“Manucci, the Italian traveller, held the view that the motive to impose jiziya was to replenish the imperial treasury. In spite of the tax being very regressive in nature there is no evidence of its imposition leading to conversions. Aurangzeb no doubt departed from the policies of preceeding Mughal rulers and, in regard to imposition of the jiziya, there was a serious protest at the court led by no less than Jahan Ara, Aurangzeb’s eldest sister, and many nobles. Incidentally, in case of the heaviest tax, the land tax, no distinction was made between Hindus and Muslims,” says Moosvi.
Aurangzeb is also said to have destroyed and desecrated temples — the protests over the Gyanvapi mosque that is said to have been built on the site of a temple that he destroyed, is just one example.
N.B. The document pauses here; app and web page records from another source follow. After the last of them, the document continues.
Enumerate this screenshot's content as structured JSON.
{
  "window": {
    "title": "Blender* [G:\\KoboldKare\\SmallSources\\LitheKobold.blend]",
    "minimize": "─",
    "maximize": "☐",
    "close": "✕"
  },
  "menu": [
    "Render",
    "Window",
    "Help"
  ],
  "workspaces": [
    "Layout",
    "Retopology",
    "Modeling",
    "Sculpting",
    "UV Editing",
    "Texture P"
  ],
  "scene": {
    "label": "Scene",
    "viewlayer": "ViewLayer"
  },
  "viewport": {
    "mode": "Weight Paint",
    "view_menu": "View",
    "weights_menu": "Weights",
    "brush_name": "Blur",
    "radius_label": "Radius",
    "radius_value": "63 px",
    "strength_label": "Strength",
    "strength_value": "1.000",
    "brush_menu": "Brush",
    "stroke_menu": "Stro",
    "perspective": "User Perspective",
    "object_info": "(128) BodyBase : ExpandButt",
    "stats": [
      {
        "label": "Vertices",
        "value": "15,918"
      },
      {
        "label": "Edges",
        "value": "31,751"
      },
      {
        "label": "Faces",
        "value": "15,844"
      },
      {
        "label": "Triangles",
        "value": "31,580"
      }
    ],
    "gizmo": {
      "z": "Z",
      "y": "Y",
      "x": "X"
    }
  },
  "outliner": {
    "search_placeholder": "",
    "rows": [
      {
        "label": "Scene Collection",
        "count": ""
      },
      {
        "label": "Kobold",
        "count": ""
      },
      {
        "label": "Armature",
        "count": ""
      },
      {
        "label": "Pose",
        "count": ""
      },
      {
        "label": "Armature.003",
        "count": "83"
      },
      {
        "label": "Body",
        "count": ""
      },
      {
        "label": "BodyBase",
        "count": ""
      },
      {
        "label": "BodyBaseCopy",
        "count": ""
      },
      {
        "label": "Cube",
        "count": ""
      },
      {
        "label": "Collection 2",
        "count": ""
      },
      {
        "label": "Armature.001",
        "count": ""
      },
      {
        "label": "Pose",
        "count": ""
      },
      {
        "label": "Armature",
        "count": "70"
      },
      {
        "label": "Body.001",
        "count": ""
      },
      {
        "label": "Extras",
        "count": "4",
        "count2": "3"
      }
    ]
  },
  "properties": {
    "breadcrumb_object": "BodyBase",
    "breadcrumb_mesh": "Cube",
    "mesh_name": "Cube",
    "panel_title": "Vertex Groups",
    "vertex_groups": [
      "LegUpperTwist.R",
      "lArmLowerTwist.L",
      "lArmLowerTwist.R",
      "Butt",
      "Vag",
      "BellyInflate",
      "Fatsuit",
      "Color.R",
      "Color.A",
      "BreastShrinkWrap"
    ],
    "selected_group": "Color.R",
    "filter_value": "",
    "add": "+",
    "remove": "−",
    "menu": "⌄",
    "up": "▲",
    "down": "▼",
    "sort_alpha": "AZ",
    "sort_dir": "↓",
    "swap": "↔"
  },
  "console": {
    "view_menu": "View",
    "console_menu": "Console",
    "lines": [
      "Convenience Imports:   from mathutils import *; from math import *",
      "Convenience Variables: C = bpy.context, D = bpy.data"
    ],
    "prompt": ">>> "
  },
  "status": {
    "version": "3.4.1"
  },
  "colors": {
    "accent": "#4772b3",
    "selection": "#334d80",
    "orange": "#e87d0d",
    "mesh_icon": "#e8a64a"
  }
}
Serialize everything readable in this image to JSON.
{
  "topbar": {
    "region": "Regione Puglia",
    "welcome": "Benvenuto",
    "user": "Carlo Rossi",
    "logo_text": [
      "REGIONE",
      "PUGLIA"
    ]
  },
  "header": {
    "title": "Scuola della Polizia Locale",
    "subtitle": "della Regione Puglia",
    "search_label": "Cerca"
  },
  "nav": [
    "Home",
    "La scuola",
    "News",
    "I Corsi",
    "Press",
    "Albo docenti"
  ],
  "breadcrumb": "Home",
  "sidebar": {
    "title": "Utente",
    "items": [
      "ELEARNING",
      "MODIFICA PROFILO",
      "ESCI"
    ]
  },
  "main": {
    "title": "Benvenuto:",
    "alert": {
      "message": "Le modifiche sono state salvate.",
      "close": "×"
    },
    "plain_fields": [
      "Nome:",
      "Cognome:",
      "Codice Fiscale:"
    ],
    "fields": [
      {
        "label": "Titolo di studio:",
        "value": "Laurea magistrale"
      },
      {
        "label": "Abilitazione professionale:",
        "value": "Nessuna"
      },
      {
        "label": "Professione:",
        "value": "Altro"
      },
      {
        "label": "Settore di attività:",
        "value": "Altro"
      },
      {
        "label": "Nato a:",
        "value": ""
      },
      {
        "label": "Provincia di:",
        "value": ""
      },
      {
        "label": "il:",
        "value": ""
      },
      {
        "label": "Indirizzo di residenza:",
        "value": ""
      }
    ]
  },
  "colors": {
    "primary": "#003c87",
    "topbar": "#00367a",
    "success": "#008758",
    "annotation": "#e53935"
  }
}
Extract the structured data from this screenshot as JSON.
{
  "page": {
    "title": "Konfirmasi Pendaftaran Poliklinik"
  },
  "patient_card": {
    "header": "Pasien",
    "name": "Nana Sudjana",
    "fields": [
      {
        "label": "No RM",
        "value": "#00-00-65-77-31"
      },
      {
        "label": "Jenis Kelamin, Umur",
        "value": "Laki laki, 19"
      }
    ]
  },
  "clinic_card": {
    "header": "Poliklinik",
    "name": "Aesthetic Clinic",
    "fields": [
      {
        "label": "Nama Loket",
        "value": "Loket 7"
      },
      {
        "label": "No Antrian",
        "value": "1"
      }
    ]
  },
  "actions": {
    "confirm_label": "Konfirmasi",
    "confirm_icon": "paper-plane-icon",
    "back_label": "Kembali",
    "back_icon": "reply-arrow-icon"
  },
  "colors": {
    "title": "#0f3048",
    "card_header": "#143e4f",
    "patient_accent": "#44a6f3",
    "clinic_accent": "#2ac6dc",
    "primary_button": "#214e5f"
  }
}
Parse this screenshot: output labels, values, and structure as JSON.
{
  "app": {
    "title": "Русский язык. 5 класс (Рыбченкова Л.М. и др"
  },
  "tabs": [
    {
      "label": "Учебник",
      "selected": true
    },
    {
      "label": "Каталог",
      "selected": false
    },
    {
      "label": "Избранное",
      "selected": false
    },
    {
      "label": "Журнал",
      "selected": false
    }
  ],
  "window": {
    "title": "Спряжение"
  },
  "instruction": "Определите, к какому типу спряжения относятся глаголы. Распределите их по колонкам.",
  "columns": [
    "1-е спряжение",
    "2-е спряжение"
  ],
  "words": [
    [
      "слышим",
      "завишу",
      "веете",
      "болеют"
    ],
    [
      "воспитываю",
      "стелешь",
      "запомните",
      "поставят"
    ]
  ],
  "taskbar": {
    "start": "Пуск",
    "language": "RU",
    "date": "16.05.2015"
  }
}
In his essay Temple Desecration and Indo-Muslim States, Richard Eaton wrote: “Apart from his prohibition on building new temples in Benares, Aurangzeb’s policies respecting temples within imperial domains generally followed those of his predecessors. Viewing temples within their domain as state property, Aurangzeb and Indo-Muslim rulers in general punished disloyal Hindu officers in their service by desecrating temples with which they were associated.”
But Aurangzeb continued the Mughal tradition of giving grants to temples. “There is no doubt over Aurangzeb having destroyed some temples, like the Keshav Rai temple at Mathura. But on the other hand, the extensive grants to Vrindavan temples were maintained; orders for many grants to temples during his reign have been published,” says Habib.
Aurangzeb also had the support of many Rajput nobles, and many Hindus worked for the Empire. “Major figures in the Rajput nobility aligned with Aurangzeb and not with the liberal Dara Shikoh. Mirza Raja Jai Singh and Jaswant Singh were the most trusted, highest-ranking nobles. Prof Athar Ali’s study reveals that non-Muslims in the nobility, in absolute numbers as well as in terms of proportion, instead of declining, rose from about 22 per cent in 1658-78 to 31.6 per cent during 1679-1701,” says Moosvi.
The austere and pious Aurangzeb frowned upon music and merrymaking. But he did have his artistic interests.
“He was a calligrapher. He was interested in the proper transcription of Hindi words in Persian, according to actual pronounciation. So, official spellings of Malwa, Bengal, etc. were changed. In late years of his reign, a Persian account of Indian music, Braj glossary and grammar, called Tuhfatu’l Hind, under the patronage of Jahandar, his grandson, came to be compiled,” says Habib.
In Shyam Benegal’s Bharat Ek Khoj, Om Puri played the ambitious but vulnerable prince who felt slighted by his father’s love for his elder brother Dara Shikoh.
“There are one or two movies on him but you can’t see him as a hero. In the time of Akbar or Jahangir, you can see that India had become very secular, but he tipped the scale. In Bharat Ek Khoj, Om Puri gave the right kind of nuance to bring out his flaws and frailties. The fact is that he was an able administrator but also one who contributed to creating schisms. He was the last great Mughal, but not necessarily the best,” says Benegal.
He was also a leader whose frailties find reflection in every age, in every country. As historian Satish Chandra wrote, he was “neither a hero nor a villain, but a somewhat unimaginative politician who failed to understand the societal problems at work in the country, and often took recourse to religious slogans in order to meet complex socio-economic and political problems”.